Ashley Ward: A Limited Edition Alumnus
by Kim Mathie (firstname.lastname@example.org)
Ashley Ward (pictured left) barely knows how to use a computer. Trained as a classical painter but making a living as a screen printer, there’s only thing she would tell her college self to do differently: “Take a printing making class!” In this digital age, that’s very telling.
“I was stupid and thought I was going to be a classical painter in college so I never took print making classes,” said Ward. “If the college version of me talked to me today, she would be like ‘what are you doing?’ I had absolutely no idea I’d be doing screenprinting but I love it. It’s been an amazing job.”
Ward graduated from Sam Houston in 2007 with a degree in Studio Art with an emphasis in painting. At only 28, Ward runs a successful art business, Draw Comic Design in Houston. She creates limited edition silkscreen posters and other artwork.
“My business is kind of special in that I don’t use computers at all,” said Ward. “Everything is still hand drawn. I have a light table and a drafting table from the 50s and it’s all hand drawn from beginning to end. The only time I scan an image is when it’s completely done and I put in on my website.”
At first she was doing posters just for friends but when they posted her work on the web, others began to take notice.
“Now instead of bands contacting me, someone from the record label would contact me,” said Ward. “Now I do merchandise too. T-shirts, album artwork, koozies, anything they would sell at a merchandise table.”
Eventually she got a small business license, and called her business Draw Comic Design, a play on her name—Ward spelled backward is draw—that she used in art class.
“In one class, we had to create a comic book and the design name for the comic books was Draw Comics,” said Ward. “Once you put that on a tax form, it’s kind of your name!”

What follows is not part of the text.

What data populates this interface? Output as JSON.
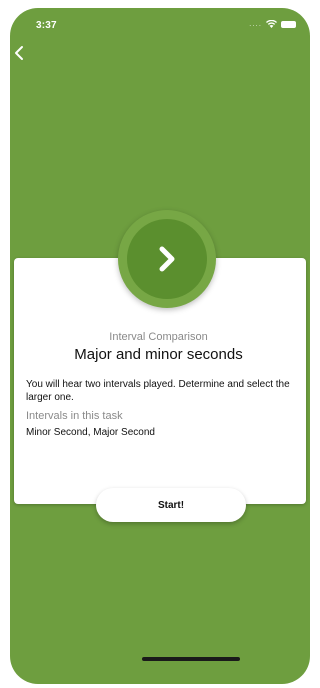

Starting the business was easy; learning how to screen print was a completely different matter.
“When I first started illustrating posters, I was doing them with a pencil and Prismacolor makers, which is what I was really into in college,” said Ward. “But silk screen is where the money is. Cool hipsters, which is my demographic, want limited edition, hand pulled silk screens.”
Ward taught herself how to silk screen through YouTube videos and Wikipedia.
“There was a lot of trial and error,” said Ward. “It took me about a year and half to perfect it but that’s now what I do.”
She recently was invited to the Screen printers Ball in Houston where she’s met a lot of other screen printers.
“They think I’m insane to do it this way, but I think it’s worth it,” said Ward. “I mess up a lot and sometimes the chemicals don’t work right or sometimes I develop it too long and I have these mistakes that turn out amazing in the finished product that you would never get in Adobe Photoshop or something like that.
Ward credits her classes and her close relationship to her SHSU art professors for opening new avenues for her artwork.
“I was a really intense painter until I started taking classes from Matthew Guest,” said Ward. “He taught all these really strange classes like self-publishing and I got into drawing, illustrating and comic books.”
But it wasn’t just Matt.
“It was all the professors. The perspectives were all so incredibly different but they were all still friends. They really took us under their wing,” said Ward. “They changed who I am and really developed me as an artist.”
After graduation Ward traveled in Europe with her “twin sister” Tanja visiting contemporary art museums, which fueled her interest in poster art.
When they returned to the states, Ward moved to Austin. Instead of jumping right into the art community, she spent the next year focused on remodeling a 1942 house she bought.
“My family gave me money to buy property as an investment in my future,” said Ward. “I refused to do anything I didn’t enjoy so I think my parents were scared that if I didn’t make it as an artist I would just wind up homeless or living with them the rest of their lives!”
Fortunately, that didn’t happen. After spending a disappointing four years Austin, Ward realized she’d rather be in Houston.
“I just really love the city, that’s where I’m from,” said Ward. “We’re really rich with a lot talent right now. It’s really an exciting time to be working in this industry.”
And Ward has the busy schedule to prove it.
“I still make classical painting,” said Ward. “I’m making twelve pieces right now for a show in December. It’s like riding a bike. I’m also doing a cover for novel and next fall, will be illustrating a graphic novel.”
Ward is becoming a known artist in Houston circles, often finding herself meeting people who already know who she is.
“It’s strange to be talking to someone and they know who I am but I don’t know who they are. That’s a great thing about being an artist and anyone who says it’s not is a complete liar. It’s very cool.”
Learn more about Ashley Ward by visiting her website Draw Comic Designs at www.drawcomicdesigns.com